Roles of hypoxia-inducible factor in hepatocellular carcinoma under local ablation therapies
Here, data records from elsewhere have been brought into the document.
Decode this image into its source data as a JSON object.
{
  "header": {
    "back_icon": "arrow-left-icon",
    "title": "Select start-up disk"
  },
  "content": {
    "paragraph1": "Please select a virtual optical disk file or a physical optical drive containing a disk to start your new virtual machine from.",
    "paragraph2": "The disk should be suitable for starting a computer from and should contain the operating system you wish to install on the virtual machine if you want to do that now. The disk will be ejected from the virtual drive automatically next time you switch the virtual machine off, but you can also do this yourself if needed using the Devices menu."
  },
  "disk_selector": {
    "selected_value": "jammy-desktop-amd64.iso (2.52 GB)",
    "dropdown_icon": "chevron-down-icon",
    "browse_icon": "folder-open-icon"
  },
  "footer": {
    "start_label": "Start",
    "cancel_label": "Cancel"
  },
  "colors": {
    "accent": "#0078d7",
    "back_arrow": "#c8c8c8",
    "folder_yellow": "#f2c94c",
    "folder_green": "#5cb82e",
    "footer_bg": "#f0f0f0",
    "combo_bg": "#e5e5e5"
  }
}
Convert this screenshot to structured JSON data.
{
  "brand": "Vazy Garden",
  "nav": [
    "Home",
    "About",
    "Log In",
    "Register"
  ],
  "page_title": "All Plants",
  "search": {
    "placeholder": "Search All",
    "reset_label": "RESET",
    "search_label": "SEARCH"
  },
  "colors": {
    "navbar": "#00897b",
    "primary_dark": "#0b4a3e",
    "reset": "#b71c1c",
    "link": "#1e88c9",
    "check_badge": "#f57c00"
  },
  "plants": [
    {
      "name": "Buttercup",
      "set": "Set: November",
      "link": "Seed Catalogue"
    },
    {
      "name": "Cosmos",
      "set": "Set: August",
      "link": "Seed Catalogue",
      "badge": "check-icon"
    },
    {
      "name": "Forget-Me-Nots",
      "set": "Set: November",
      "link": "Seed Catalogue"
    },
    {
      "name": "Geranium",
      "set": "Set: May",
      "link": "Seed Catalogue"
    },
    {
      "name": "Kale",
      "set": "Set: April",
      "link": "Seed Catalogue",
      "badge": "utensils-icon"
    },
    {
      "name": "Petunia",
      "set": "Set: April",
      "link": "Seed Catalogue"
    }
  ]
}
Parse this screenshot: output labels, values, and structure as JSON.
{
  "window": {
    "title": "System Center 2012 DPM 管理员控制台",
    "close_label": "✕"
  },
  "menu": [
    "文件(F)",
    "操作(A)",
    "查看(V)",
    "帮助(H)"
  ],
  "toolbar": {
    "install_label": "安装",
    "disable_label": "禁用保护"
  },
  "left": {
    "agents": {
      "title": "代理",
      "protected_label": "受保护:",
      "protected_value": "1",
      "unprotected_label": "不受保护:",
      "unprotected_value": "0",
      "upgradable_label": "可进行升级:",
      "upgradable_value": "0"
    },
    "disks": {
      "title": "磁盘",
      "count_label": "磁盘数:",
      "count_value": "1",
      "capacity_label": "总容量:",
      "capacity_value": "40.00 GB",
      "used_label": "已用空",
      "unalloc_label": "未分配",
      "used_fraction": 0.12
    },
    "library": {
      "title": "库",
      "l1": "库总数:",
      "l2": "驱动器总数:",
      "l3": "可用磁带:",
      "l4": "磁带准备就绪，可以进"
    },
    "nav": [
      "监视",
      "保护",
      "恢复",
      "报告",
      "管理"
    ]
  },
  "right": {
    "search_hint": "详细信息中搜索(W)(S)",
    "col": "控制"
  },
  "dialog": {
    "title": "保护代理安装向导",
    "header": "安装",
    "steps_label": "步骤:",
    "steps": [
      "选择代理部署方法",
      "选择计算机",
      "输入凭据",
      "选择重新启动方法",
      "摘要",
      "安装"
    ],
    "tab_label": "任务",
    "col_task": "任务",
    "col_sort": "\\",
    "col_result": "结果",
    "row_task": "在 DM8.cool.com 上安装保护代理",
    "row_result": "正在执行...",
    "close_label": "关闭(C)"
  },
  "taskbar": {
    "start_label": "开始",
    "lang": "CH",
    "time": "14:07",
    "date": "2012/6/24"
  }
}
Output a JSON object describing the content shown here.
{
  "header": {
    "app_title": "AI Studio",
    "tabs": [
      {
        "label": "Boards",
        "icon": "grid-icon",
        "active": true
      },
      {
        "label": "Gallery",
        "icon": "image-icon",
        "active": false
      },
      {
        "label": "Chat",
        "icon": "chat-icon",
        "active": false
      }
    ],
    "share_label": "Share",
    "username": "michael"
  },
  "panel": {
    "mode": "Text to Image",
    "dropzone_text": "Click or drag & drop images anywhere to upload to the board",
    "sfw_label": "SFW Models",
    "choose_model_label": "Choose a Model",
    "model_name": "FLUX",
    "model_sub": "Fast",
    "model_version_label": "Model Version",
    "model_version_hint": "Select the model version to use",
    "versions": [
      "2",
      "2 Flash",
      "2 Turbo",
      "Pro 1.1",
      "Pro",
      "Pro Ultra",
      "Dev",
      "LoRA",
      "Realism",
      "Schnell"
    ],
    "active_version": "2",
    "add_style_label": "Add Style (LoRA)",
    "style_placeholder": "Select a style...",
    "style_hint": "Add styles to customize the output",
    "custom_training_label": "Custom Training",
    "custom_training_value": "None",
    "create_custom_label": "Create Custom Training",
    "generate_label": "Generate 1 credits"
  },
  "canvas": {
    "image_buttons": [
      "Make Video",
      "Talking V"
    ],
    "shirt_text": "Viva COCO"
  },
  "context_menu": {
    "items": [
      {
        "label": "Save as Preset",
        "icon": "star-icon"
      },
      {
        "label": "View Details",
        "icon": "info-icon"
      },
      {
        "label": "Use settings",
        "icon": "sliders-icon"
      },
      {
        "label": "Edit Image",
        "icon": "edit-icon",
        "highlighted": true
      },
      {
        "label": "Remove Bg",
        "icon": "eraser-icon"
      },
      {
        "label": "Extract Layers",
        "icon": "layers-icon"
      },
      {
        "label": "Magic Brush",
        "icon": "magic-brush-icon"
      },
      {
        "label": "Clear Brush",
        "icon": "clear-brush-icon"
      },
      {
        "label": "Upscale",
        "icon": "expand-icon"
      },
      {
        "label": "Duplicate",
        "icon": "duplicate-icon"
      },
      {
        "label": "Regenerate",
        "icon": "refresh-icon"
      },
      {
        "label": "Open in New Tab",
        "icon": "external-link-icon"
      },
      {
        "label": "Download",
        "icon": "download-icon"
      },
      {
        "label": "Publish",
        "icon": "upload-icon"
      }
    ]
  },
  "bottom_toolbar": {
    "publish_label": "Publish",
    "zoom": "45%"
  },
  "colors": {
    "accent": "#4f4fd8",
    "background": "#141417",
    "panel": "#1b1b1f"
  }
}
Hepatocellular carcinoma (HCC) is one of the most common digestive malignancies. HCC It ranges as the fifth most common cause of cancer mortality worldwide. While The prognosis of metastatic or advanced HCC is still quite poor. Recently, locoregional treatment, especially local ablation therapies, plays an important role in the treatment of HCC. Radiofrequency ablation (RFA) and high-intensity focused ultrasound (HIFU) ablation are the most common-used methods effective and feasible for treating HCC. However, the molecular mechanisms underlying the actions of ablation in the treatments for HCC and the HCC recurrence after ablation still are poorly understood. Hypoxia-inducible factor (HIF), the key gene switch for adaptive responses to hypoxia, has been found to play an essential role in the rapid aggressive recurrence of HCC after ablation treatment. In this review, we summarized the current evidence of the roles of HIF in the treatment of HCC with ablation. Fifteen relevant studies were included and further analyzed. Among them, three clinical studies suggested that HIF-1α might serve as a crucial role in the RAF treatment of HCC or the local recurrence of HCC after RFA. The remainder included experimental studies demonstrated that HIF-1, 2α might target the different molecules (e.g., BNIP3, CA-IX, and arginase-1) and signaling cascades (e.g., VEGFA/EphA2 pathway), constituting a complex network that promoted HCC invasion and metastasis after ablation. Currently, the inhibitors of HIF have been developed, providing important proof of targeting HIF for the prevention of HCC recurrence after IRFA and HIFU ablation. Further confirmation by prospective clinical and in-depth experimental studies is still warranted to illustrate the effects of HIF in HCC recurrence followed ablation treatment in the future.